|International Classification||G06F12/00, G06F12/02|
|Cooperative Classification||Y10S707/99957, G06F12/0269|
|Mar 29, 2000||AS||Assignment|
|Oct 30, 2002||AS||Assignment|
Owner name: KONINKLIJKE PHILIPS ELECTRONICS N.V., NETHERLANDS
Free format text: ASSIGNMENT OF ASSIGNORS INTEREST;ASSIGNOR:U.S. PHILIPS CORPORATION;REEL/FRAME:013486/0934
Effective date: 20021021
|May 30, 2006||FPAY||Fee payment|
Year of fee payment: 4
|Feb 4, 2009||AS||Assignment|
|Jun 24, 2010||FPAY||Fee payment|
Year of fee payment: 8
|Jul 20, 2012||AS||Assignment|
Owner name: PENDRAGON WIRELESS LLC, WASHINGTON
Free format text: ASSIGNMENT OF ASSIGNORS INTEREST;ASSIGNOR:IPG ELECTRONICS 503 LIMITED;REEL/FRAME:028594/0224
Effective date: 20120410
|Aug 8, 2014||REMI||Maintenance fee reminder mailed|
|Dec 31, 2014||LAPS||Lapse for failure to pay maintenance fees|

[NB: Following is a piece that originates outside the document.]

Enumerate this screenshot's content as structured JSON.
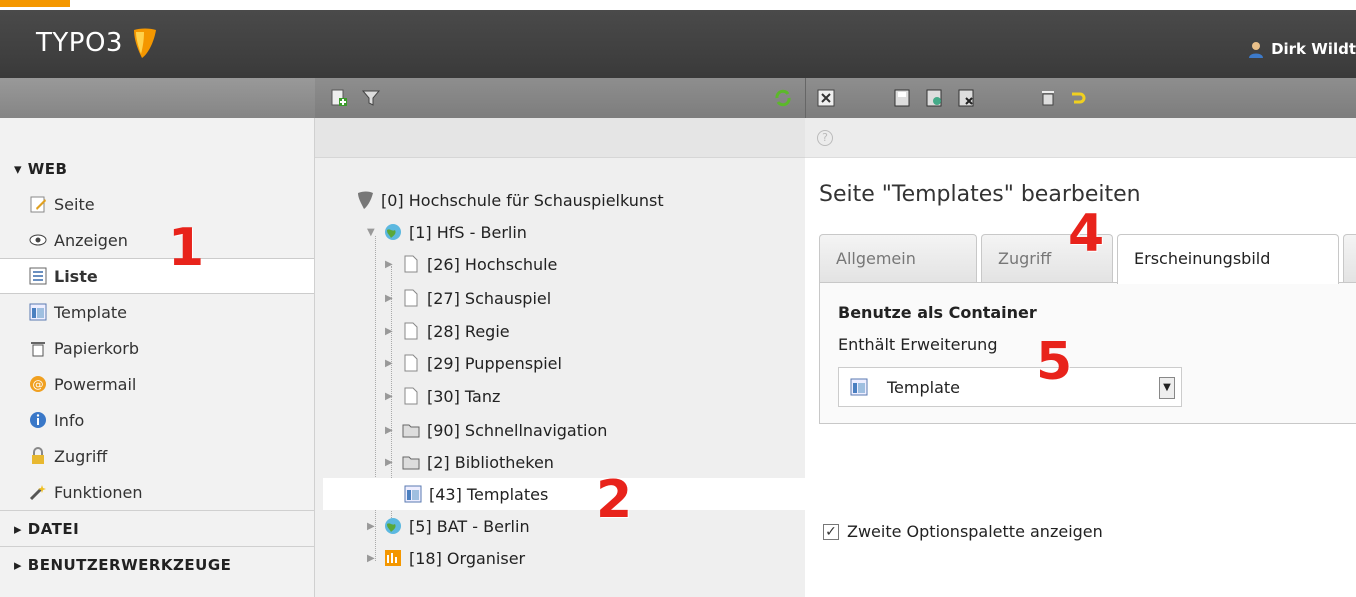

|Feb 17, 2015||FP||Expired due to failure to pay maintenance fee|
Effective date: 20141231